Another interesting painting was completed a year later in 1924 and entitled The Chateau-Gaillard in Andelys. Since 1909, Vallatton had a summer home in Honfleur and in 1924 whilst en route to his summer residence he passed through the small village of Andelys which lay on the banks of the Seine. He had first visited the village eight years earlier. The village is dominated by the ruins of Chateau Gauillard, a fortress built by Richard the Lionheart in 1196. It is situated on a hill overlooking Andelys. The ruins fascinated Vallatton who produced a number of paintings and sketches featuring the once mighty fortress. The painting is housed in the Musée A.G. Poulain de Vernon in Vernon, a town about 30 kilometres south of Andelys.
Another art genre that interested Vallatton in the early twentieth century was Still Life painting. In 1925 he completed a work entitled Nature morte a la peinture chinoise (Still Life with Chinese painting). Like many still life paintings the artist has challenged himself by having to paint a white napkin, with all its creases and folds, looking as if it is laying over the edge of the table. The Chinese painting mentioned in the title can be seen in the background.
One of my favourite still life paintings by Vallotton was a work entitled Parrot Tulips. I love the richness of the colours used and love to study the way Vallotton has depicted the individual items which crowd the scene.
Vallotton’s life came to a close at the end of 1925. His brother Paul’s daughter Marianne recalled the time:
“...It was the end of of the year 1925 and the weather was grey and gloomy, but in accordance with our old custom, we were getting ready to celebrate Christmas, when on 21 December my father received a letter , whose opening lines I quote:
‘ …My dear Paul, after examining me twice, they have decided to operate. It has been arranged for next Saturday morning the 26th. It would be nice if you could be here, for various reasons…’ “
Félix Vallotton died three days after his operation on December 29th, three days before his sixtieth birthday. According to Marianne Vallotton his last words to her father, his brother Paul were:

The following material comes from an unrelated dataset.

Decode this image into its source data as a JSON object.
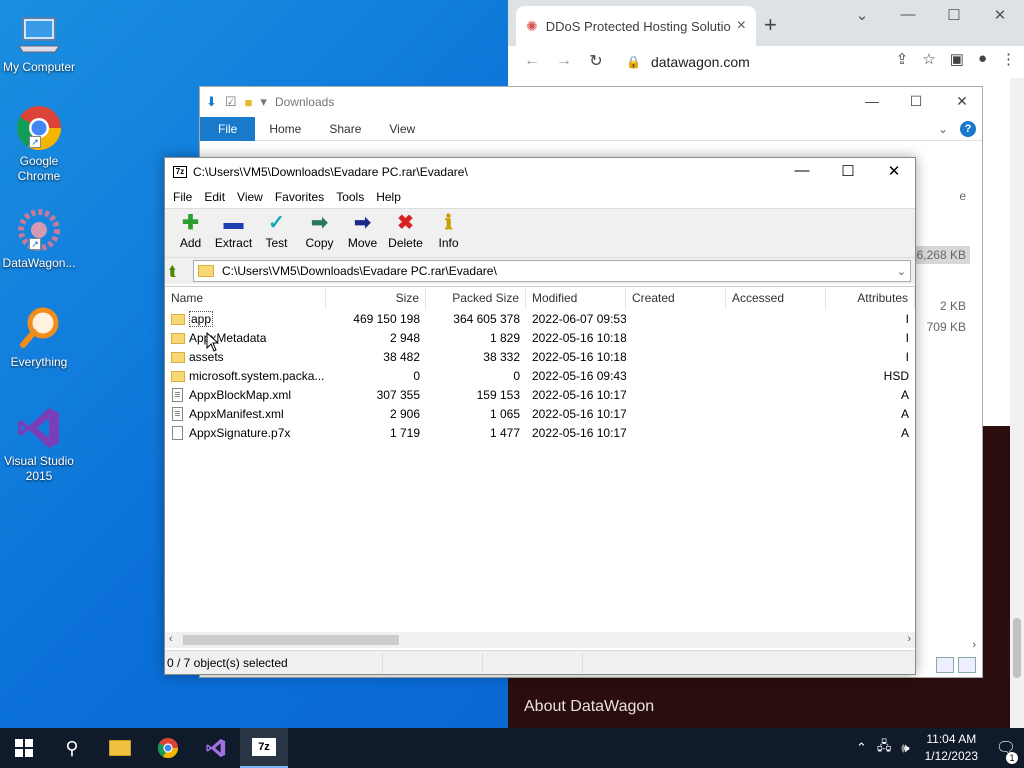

“…Don’t you think this is an amusing way to celebrate the centenary of the death of Jacques-Louis David?…”
The French painter died on December 29th 1825.
There were just so many apintings to include but so little time or space to accommodate them. To see more I can recommend the excellent book on the life of Félix Vallotton by Nathalia Brodskaïa entitled Félix Valloton, The Nabi from Switzerland. It was from this biography that I have been able to put together these two blogs on this talented Swiss painter.
Earlier I had mentioned the headline of an essay in The Guardian newspaper written by Julian Barnes. It is said that in a few years time he will be curating an exhibition of Félix Vallotton’s work at the Royal Academy in London and it will certainly be an exhibition not to be missed.